──────── MATERIAL PROVIDED ────────
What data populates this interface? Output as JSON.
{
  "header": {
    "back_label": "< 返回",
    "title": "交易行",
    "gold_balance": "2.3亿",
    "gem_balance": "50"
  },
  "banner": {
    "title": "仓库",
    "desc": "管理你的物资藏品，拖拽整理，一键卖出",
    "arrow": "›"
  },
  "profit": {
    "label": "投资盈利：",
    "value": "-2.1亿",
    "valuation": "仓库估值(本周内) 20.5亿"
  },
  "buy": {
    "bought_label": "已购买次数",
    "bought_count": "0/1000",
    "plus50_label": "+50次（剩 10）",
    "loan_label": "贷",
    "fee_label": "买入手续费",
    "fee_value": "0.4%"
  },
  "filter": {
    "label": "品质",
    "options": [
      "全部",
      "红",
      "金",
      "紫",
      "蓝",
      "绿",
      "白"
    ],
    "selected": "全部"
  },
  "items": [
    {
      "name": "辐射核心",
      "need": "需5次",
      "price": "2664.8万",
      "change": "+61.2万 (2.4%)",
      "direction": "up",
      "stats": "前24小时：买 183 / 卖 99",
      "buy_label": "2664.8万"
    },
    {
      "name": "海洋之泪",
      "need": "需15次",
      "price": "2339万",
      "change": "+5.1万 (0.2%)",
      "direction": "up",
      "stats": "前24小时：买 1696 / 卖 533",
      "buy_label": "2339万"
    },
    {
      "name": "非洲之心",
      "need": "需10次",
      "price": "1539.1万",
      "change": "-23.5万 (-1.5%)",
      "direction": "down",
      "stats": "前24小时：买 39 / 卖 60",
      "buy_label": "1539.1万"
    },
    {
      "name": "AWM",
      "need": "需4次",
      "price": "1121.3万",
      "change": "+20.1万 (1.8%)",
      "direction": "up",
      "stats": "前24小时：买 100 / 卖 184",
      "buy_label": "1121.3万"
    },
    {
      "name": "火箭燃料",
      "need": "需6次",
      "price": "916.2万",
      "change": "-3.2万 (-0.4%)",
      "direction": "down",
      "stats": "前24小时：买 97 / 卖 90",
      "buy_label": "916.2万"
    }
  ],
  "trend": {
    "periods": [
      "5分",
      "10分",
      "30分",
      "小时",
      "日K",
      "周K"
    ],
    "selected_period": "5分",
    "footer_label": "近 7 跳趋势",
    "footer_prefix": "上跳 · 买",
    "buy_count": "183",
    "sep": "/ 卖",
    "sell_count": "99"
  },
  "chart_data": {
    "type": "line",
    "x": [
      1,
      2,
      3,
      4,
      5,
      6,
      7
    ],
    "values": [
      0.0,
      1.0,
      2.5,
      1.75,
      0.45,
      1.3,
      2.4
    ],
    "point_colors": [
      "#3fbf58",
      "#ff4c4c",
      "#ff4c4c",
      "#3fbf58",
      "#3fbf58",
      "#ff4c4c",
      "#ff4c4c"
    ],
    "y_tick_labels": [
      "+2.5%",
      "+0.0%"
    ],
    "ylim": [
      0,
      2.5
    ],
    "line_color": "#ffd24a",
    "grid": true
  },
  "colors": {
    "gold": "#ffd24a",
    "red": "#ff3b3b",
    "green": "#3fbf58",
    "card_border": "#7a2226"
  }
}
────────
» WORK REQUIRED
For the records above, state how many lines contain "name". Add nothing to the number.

» ANSWER BELOW
5